§ ABOUT THIS EXERCISE: Every record here must be copied exactly, except for the images it holds.

§ INFORMATION:
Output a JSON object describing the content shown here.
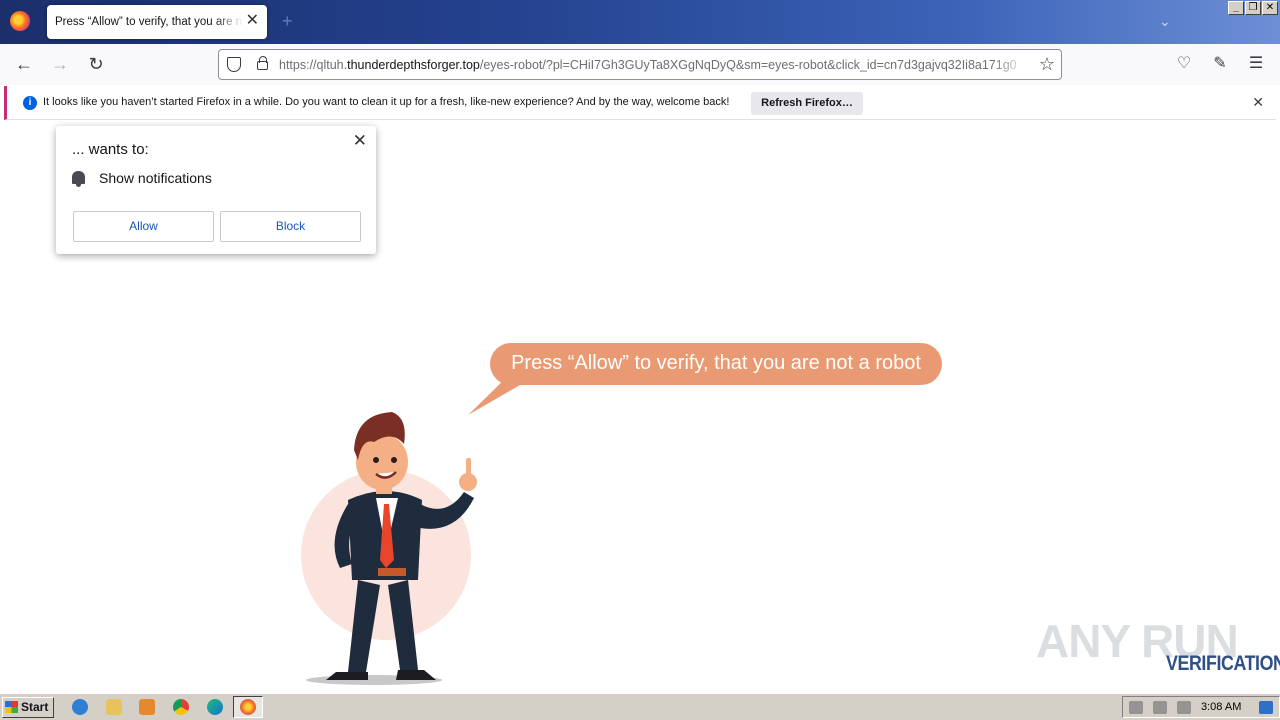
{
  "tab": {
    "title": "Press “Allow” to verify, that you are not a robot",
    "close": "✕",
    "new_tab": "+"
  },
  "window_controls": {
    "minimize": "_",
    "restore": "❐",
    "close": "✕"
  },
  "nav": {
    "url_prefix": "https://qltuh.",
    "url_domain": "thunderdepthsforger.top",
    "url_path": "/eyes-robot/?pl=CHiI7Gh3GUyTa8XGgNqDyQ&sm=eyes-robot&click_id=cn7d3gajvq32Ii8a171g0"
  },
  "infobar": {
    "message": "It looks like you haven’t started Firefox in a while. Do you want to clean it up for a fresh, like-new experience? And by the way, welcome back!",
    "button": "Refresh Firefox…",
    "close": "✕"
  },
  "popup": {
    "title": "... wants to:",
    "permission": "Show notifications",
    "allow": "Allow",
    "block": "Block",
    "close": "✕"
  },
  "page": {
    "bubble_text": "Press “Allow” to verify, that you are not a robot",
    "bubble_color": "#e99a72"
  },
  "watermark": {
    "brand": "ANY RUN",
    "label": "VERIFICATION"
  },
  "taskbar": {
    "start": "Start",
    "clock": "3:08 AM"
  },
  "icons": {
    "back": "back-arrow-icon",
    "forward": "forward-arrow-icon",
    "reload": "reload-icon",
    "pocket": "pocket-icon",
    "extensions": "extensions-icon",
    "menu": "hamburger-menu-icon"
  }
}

§ WRITTEN RESPONSE:
Output a JSON object describing the content shown here.
{
  "tab": {
    "title": "Press “Allow” to verify, that you are not a robot",
    "close": "✕",
    "new_tab": "+"
  },
  "window_controls": {
    "minimize": "_",
    "restore": "❐",
    "close": "✕"
  },
  "nav": {
    "url_prefix": "https://qltuh.",
    "url_domain": "thunderdepthsforger.top",
    "url_path": "/eyes-robot/?pl=CHiI7Gh3GUyTa8XGgNqDyQ&sm=eyes-robot&click_id=cn7d3gajvq32Ii8a171g0"
  },
  "infobar": {
    "message": "It looks like you haven’t started Firefox in a while. Do you want to clean it up for a fresh, like-new experience? And by the way, welcome back!",
    "button": "Refresh Firefox…",
    "close": "✕"
  },
  "popup": {
    "title": "... wants to:",
    "permission": "Show notifications",
    "allow": "Allow",
    "block": "Block",
    "close": "✕"
  },
  "page": {
    "bubble_text": "Press “Allow” to verify, that you are not a robot",
    "bubble_color": "#e99a72"
  },
  "watermark": {
    "brand": "ANY RUN",
    "label": "VERIFICATION"
  },
  "taskbar": {
    "start": "Start",
    "clock": "3:08 AM"
  },
  "icons": {
    "back": "back-arrow-icon",
    "forward": "forward-arrow-icon",
    "reload": "reload-icon",
    "pocket": "pocket-icon",
    "extensions": "extensions-icon",
    "menu": "hamburger-menu-icon"
  }
}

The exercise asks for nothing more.